Problem:
Each record should be output exactly, with every character kept.

Material shown:

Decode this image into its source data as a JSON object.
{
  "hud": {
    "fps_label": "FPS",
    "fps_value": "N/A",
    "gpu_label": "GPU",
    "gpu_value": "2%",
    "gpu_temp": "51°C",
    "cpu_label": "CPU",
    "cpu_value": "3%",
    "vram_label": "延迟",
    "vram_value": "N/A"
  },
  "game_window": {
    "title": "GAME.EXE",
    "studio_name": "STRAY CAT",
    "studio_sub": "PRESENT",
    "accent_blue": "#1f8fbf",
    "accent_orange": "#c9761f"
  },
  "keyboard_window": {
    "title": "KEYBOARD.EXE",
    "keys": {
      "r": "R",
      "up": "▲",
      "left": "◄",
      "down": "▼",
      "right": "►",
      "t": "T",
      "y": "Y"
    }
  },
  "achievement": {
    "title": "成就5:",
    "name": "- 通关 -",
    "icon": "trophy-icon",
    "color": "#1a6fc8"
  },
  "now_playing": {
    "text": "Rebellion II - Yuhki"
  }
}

Finished task:
Decode this image into its source data as a JSON object.
{
  "hud": {
    "fps_label": "FPS",
    "fps_value": "N/A",
    "gpu_label": "GPU",
    "gpu_value": "2%",
    "gpu_temp": "51°C",
    "cpu_label": "CPU",
    "cpu_value": "3%",
    "vram_label": "延迟",
    "vram_value": "N/A"
  },
  "game_window": {
    "title": "GAME.EXE",
    "studio_name": "STRAY CAT",
    "studio_sub": "PRESENT",
    "accent_blue": "#1f8fbf",
    "accent_orange": "#c9761f"
  },
  "keyboard_window": {
    "title": "KEYBOARD.EXE",
    "keys": {
      "r": "R",
      "up": "▲",
      "left": "◄",
      "down": "▼",
      "right": "►",
      "t": "T",
      "y": "Y"
    }
  },
  "achievement": {
    "title": "成就5:",
    "name": "- 通关 -",
    "icon": "trophy-icon",
    "color": "#1a6fc8"
  },
  "now_playing": {
    "text": "Rebellion II - Yuhki"
  }
}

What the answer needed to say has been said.